The benefit of having two mediators is significant.  First, we have complementary strengths.  Jonathan is a creative, outside-the-box thinker; Amy tends to be more linear.  Jonathan is a strong verbal communicator; Amy sees things in outline form and often takes the lead in taking notes.  Secondly, having mediators of two genders allows both parties to feel understood. In fact, men and women often hear things differently.  It is not unusual for Jonathan and Amy to stop the mediation to make sure they’re hearing things the same way and that what they’re hearing is consistent with what the parties are trying to communicate.           

Misconception #6: Mediation is not confidential.

Mediation is a confidential process. Clients of Kales & Kales can be assured what happens in their mediation sessions will remain in the mediation process. Mediation talks and memoranda cannot be used against a party should they end up litigating their divorce. Prior to entering into the mediation process, the parties and mediators enter into an Agreement to Mediate, which further details the terms of the confidentiality; however, rest assured your information is held in the strictest confidence.

Misconception #7: Mediation is only for couples who are divorcing.

Mediation is not just for those who are divorcing. In fact, mediation can be used in a variety of ways including, for example: to help non-married couples determine a custody schedule, to help a divorced couple settle an issue which has arisen post-divorce, or to help a married couple reach agreement for a Postnuptial Agreement. 


Mediation is a dynamic alternative dispute resolution process option which can be used in many situations involving family law.
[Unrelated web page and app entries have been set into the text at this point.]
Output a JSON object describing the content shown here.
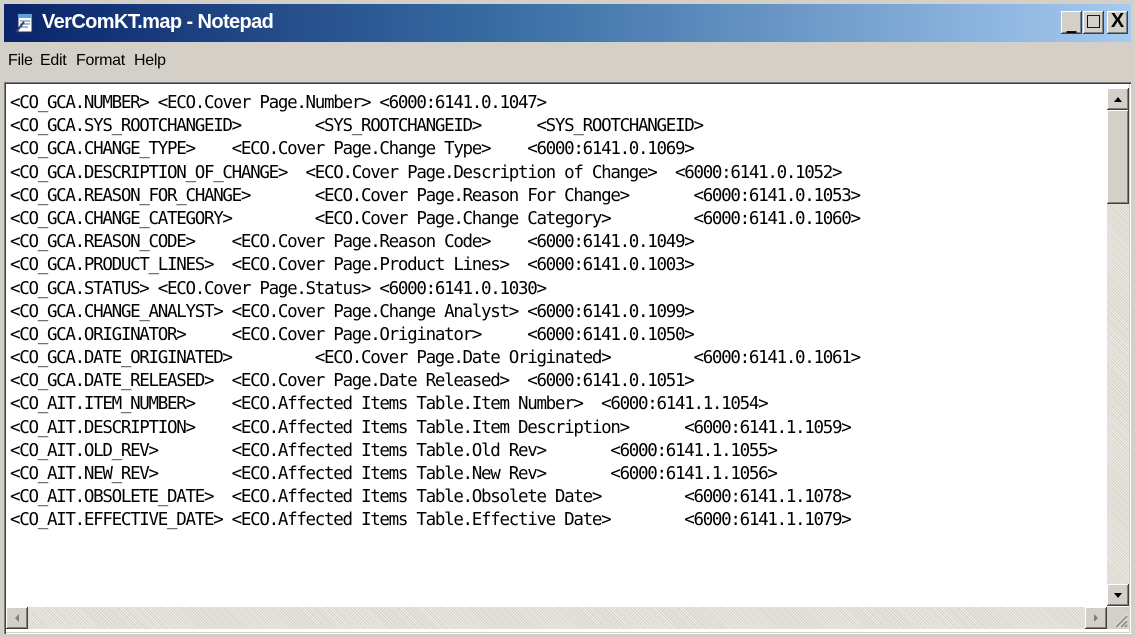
{
  "window": {
    "title": "VerComKT.map - Notepad",
    "minimize_symbol": "_",
    "maximize_symbol": "□",
    "close_symbol": "X"
  },
  "menu": {
    "items": [
      "File",
      "Edit",
      "Format",
      "Help"
    ]
  },
  "editor": {
    "lines": [
      "<CO_GCA.NUMBER> <ECO.Cover Page.Number> <6000:6141.0.1047>",
      "<CO_GCA.SYS_ROOTCHANGEID>        <SYS_ROOTCHANGEID>      <SYS_ROOTCHANGEID>",
      "<CO_GCA.CHANGE_TYPE>    <ECO.Cover Page.Change Type>    <6000:6141.0.1069>",
      "<CO_GCA.DESCRIPTION_OF_CHANGE>  <ECO.Cover Page.Description of Change>  <6000:6141.0.1052>",
      "<CO_GCA.REASON_FOR_CHANGE>       <ECO.Cover Page.Reason For Change>       <6000:6141.0.1053>",
      "<CO_GCA.CHANGE_CATEGORY>         <ECO.Cover Page.Change Category>         <6000:6141.0.1060>",
      "<CO_GCA.REASON_CODE>    <ECO.Cover Page.Reason Code>    <6000:6141.0.1049>",
      "<CO_GCA.PRODUCT_LINES>  <ECO.Cover Page.Product Lines>  <6000:6141.0.1003>",
      "<CO_GCA.STATUS> <ECO.Cover Page.Status> <6000:6141.0.1030>",
      "<CO_GCA.CHANGE_ANALYST> <ECO.Cover Page.Change Analyst> <6000:6141.0.1099>",
      "<CO_GCA.ORIGINATOR>     <ECO.Cover Page.Originator>     <6000:6141.0.1050>",
      "<CO_GCA.DATE_ORIGINATED>         <ECO.Cover Page.Date Originated>         <6000:6141.0.1061>",
      "<CO_GCA.DATE_RELEASED>  <ECO.Cover Page.Date Released>  <6000:6141.0.1051>",
      "<CO_AIT.ITEM_NUMBER>    <ECO.Affected Items Table.Item Number>  <6000:6141.1.1054>",
      "<CO_AIT.DESCRIPTION>    <ECO.Affected Items Table.Item Description>      <6000:6141.1.1059>",
      "<CO_AIT.OLD_REV>        <ECO.Affected Items Table.Old Rev>       <6000:6141.1.1055>",
      "<CO_AIT.NEW_REV>        <ECO.Affected Items Table.New Rev>       <6000:6141.1.1056>",
      "<CO_AIT.OBSOLETE_DATE>  <ECO.Affected Items Table.Obsolete Date>         <6000:6141.1.1078>",
      "<CO_AIT.EFFECTIVE_DATE> <ECO.Affected Items Table.Effective Date>        <6000:6141.1.1079>"
    ]
  },
  "icons": {
    "app": "notepad-icon",
    "scroll_up": "arrow-up-icon",
    "scroll_down": "arrow-down-icon",
    "scroll_left": "arrow-left-icon",
    "scroll_right": "arrow-right-icon"
  },
  "colors": {
    "titlebar_start": "#0a246a",
    "titlebar_end": "#a6caf0",
    "chrome": "#d4d0c8"
  }
}
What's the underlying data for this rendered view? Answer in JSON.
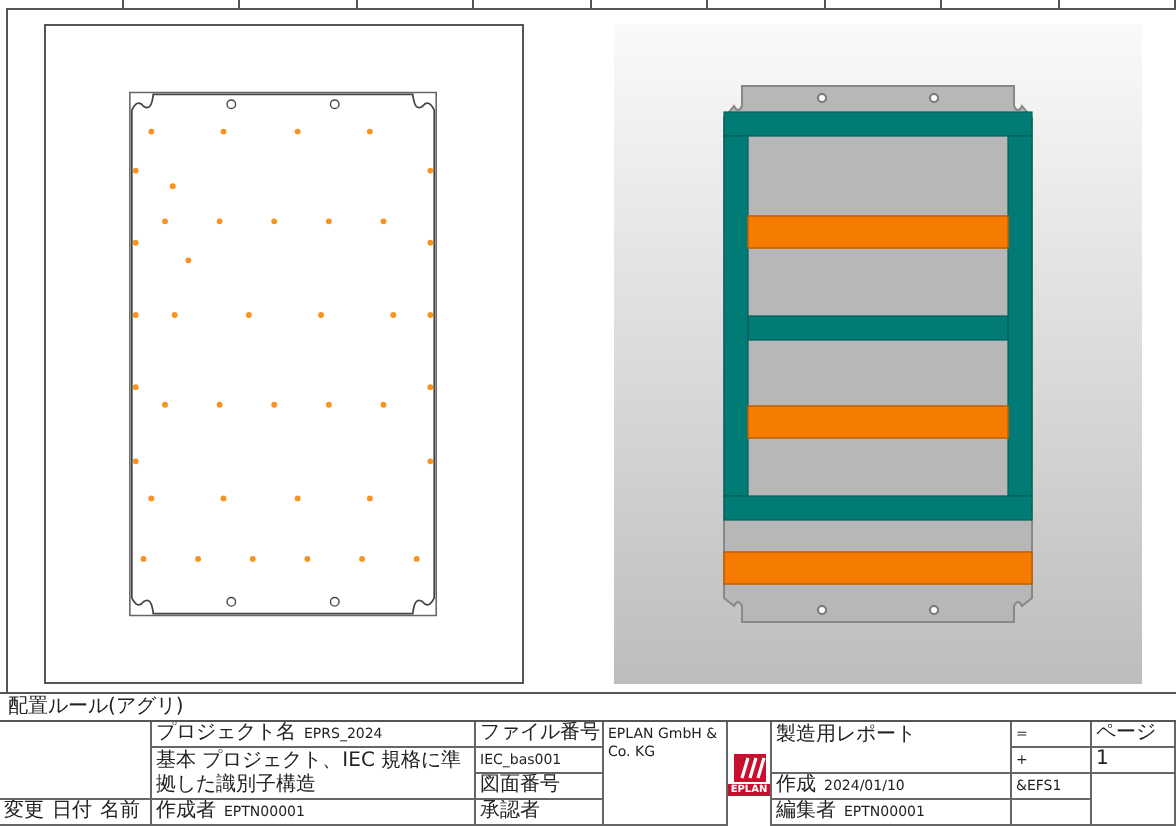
{
  "side_label": "配置ルール(アグリ)",
  "title_block": {
    "revision_labels": [
      "変更",
      "日付",
      "名前"
    ],
    "project_label": "プロジェクト名",
    "project_value": "EPRS_2024",
    "description": "基本 プロジェクト、IEC 規格に準拠した識別子構造",
    "creator_label": "作成者",
    "creator_value": "EPTN00001",
    "file_label": "ファイル番号",
    "file_value": "IEC_bas001",
    "drawing_label": "図面番号",
    "approver_label": "承認者",
    "company": "EPLAN GmbH & Co. KG",
    "logo_text": "EPLAN",
    "report_title": "製造用レポート",
    "created_label": "作成",
    "created_value": "2024/01/10",
    "editor_label": "編集者",
    "editor_value": "EPTN00001",
    "designations": [
      "=",
      "+",
      "&EFS1"
    ],
    "page_labels": [
      "ページ",
      "1"
    ]
  }
}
The lawyer mediators at Kales & Kales are experienced in identifying issues and assisting clients to reach a lasting and enforceable Agreement.